* Work instructions:
The answer should contain each record below, repeated exactly.

* Exercise data:
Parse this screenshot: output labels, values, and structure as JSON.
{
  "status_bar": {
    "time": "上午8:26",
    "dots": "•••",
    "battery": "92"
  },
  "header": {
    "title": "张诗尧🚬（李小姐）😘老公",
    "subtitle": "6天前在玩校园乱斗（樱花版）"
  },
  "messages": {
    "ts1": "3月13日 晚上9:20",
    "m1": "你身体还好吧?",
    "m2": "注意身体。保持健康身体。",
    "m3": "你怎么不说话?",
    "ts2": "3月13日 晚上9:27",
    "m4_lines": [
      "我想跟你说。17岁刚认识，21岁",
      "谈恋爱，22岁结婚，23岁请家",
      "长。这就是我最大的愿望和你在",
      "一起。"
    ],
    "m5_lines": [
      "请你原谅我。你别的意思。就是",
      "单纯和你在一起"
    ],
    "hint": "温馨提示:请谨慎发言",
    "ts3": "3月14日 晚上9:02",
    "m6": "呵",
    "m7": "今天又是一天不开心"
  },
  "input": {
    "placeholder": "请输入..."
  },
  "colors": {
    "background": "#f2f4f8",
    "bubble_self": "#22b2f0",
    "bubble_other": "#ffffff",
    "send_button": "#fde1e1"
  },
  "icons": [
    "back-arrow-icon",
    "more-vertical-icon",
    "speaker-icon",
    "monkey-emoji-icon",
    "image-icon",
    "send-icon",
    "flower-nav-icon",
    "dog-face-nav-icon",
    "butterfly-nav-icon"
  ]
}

* Answer area:
Parse this screenshot: output labels, values, and structure as JSON.
{
  "status_bar": {
    "time": "上午8:26",
    "dots": "•••",
    "battery": "92"
  },
  "header": {
    "title": "张诗尧🚬（李小姐）😘老公",
    "subtitle": "6天前在玩校园乱斗（樱花版）"
  },
  "messages": {
    "ts1": "3月13日 晚上9:20",
    "m1": "你身体还好吧?",
    "m2": "注意身体。保持健康身体。",
    "m3": "你怎么不说话?",
    "ts2": "3月13日 晚上9:27",
    "m4_lines": [
      "我想跟你说。17岁刚认识，21岁",
      "谈恋爱，22岁结婚，23岁请家",
      "长。这就是我最大的愿望和你在",
      "一起。"
    ],
    "m5_lines": [
      "请你原谅我。你别的意思。就是",
      "单纯和你在一起"
    ],
    "hint": "温馨提示:请谨慎发言",
    "ts3": "3月14日 晚上9:02",
    "m6": "呵",
    "m7": "今天又是一天不开心"
  },
  "input": {
    "placeholder": "请输入..."
  },
  "colors": {
    "background": "#f2f4f8",
    "bubble_self": "#22b2f0",
    "bubble_other": "#ffffff",
    "send_button": "#fde1e1"
  },
  "icons": [
    "back-arrow-icon",
    "more-vertical-icon",
    "speaker-icon",
    "monkey-emoji-icon",
    "image-icon",
    "send-icon",
    "flower-nav-icon",
    "dog-face-nav-icon",
    "butterfly-nav-icon"
  ]
}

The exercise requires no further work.